Essay Topic: The focus of this fourth essay contest is the issue of ‘white privilege,’ which surfaced as a topic during the recent presidential election. This year’s invitation states, “In 1,000 words or less, describe how you understand the term ‘white privilege’.

To what extent do you think this privilege exists? What impact do you think it has had in your life—whatever your racial or ethnic identity—and in our society more broadly?” Essay Process Click here for Contest Application. Essays are due February 27, 2017. Winners will be announced at a ceremony at the Westport Library on April 3, 2017. Subject to the volume and caliber of entries received, at the discretion of the judges up to three prizes will be awarded. The first prize is $1,000, the second is $750, and the third prize is $500.

Click here for the Essay Contest Application


2017 MLK Day Celebration at Westport Country Playhouse


Westport Country Playhouse was packed to the rafters January 15th as part of our celebration of the life and legacy of The Reverend Dr. Martin Luther King, Jr. The day was put together in partnership with TEAM Westport, the Playhouse and the Westport/Weston Interfaith Council.
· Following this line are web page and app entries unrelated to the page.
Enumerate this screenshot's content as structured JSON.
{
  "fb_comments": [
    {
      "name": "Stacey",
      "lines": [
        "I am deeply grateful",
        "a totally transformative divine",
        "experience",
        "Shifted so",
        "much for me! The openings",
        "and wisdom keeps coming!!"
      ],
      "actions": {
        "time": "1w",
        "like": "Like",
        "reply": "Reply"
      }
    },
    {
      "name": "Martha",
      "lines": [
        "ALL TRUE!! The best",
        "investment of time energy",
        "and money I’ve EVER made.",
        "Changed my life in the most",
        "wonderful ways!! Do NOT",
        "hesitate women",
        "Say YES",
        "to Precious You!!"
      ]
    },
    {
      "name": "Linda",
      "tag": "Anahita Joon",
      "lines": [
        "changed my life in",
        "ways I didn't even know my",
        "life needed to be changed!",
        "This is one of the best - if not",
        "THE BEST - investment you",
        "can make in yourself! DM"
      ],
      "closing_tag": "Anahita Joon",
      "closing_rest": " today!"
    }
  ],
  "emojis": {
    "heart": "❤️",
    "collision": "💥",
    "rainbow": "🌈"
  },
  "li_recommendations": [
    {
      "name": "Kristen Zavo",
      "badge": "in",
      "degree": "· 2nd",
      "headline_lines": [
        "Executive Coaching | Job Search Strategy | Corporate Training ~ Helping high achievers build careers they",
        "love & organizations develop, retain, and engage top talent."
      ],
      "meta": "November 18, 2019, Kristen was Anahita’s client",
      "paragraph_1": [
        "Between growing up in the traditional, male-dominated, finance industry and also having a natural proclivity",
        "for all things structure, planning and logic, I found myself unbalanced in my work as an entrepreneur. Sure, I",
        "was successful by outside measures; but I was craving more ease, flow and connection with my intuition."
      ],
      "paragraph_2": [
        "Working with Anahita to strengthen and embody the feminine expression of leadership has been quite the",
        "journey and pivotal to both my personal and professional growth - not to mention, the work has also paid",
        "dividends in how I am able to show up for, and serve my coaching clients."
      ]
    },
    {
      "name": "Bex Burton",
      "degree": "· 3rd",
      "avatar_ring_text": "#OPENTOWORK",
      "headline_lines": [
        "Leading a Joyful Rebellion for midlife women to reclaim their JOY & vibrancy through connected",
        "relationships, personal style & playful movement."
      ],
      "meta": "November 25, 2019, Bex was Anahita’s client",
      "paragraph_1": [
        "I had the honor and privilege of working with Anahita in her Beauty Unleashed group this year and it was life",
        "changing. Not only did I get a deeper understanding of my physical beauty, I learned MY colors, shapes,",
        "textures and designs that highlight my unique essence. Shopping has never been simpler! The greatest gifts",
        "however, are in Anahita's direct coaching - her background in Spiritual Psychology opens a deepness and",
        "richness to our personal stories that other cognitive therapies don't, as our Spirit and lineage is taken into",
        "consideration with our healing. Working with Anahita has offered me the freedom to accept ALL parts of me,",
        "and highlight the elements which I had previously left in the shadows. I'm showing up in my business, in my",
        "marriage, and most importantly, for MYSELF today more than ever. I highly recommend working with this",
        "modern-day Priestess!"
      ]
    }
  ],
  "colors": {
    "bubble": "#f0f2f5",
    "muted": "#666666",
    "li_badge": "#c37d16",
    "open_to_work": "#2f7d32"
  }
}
There was gospel music and spoken word performances but the highlight of the event was Keynote Speaker Dr. Tricia Rose, the Brown University Chancellor’s Professor of Africana Studies, Associate Dean of the Faculty, and Director of the Center for the Study of Race and Ethnicity in America. Professor Rose is an internationally respected scholar of post-civil rights era black U.S. culture, popular music, social issues, gender, and sexuality.

Dr. Rose first encouraged the audience to ask itself and each other “What Would Martin Do?” as a way to think about current events through the lens of Dr. King’s teaching, action, and writing. Most central to this idea, she said, was to first recalibrate the narrative of Dr. King’s life and work in order to understand fully what he was about.

Referencing the overarching popular narrative of Dr. King as a “dreamer” and the nation’s most famous Civil Rights activist, Dr. Rose reminded the audience in her signature style that the Atlanta minister did not consider the fight over once the Civil Rights Act was passed in 1964. Instead, he continued to fight for the rights of the marginalized, whosoever they may be.

In what she called Dr. King’s “pivots”, Dr. Rose spoke about his work with as an anti-Vietnam war activist, his work on behalf of unions, and his work addressing unfair housing and the “ghetto-ization” of black communities as a response to major cultural shifts such as the great migration of African Americans to Northern States.

Many of Dr. Rose’s excellent points are also address in this article published on MLK Day in Politico.

Over the course of her talk Dr. Rose also addressed the idea of “color-blindness” as a reinforcement of racism and Dr. King’s approach of finding common ground among people that went beyond race and ethnicity—with respect to low wages and poverty, for example. In fact, as this interesting article in Vox talking about The Poor People’s campaign and this one outlining Dr. King’s fight for economic justice .

Before he was murdered in April of 1968. Martin Luther King Jr. had been planning to bring his Poor People’s Campaign to Washington in a March later that year.

Ultimately, Dr. Rose told the audience we can surmise as to What Would Martin Do? endlessly and, ultimately, it would still be conjecture. We can, however, she pointed out go back to the enormous catalog of his sermons and speeches words for strength and guidance as we work to achieve a more welcoming and just society by doing what is right—not what it is convenient.

For more in-depth analysis of these interesting subjects, we encourage you to read and watch Dr. Rose’s work. Her groundbreaking and award-winning book 1994 on the emergence of hip-hop culture “Black Noise: Rap Music and Black Culture in Contemporary America” which spawned a new field of study in academia is widely available. She is currently working on a project called “How Structural Racism Works” and her YouTube channel offers excellent ongoing insight to her work. Check it out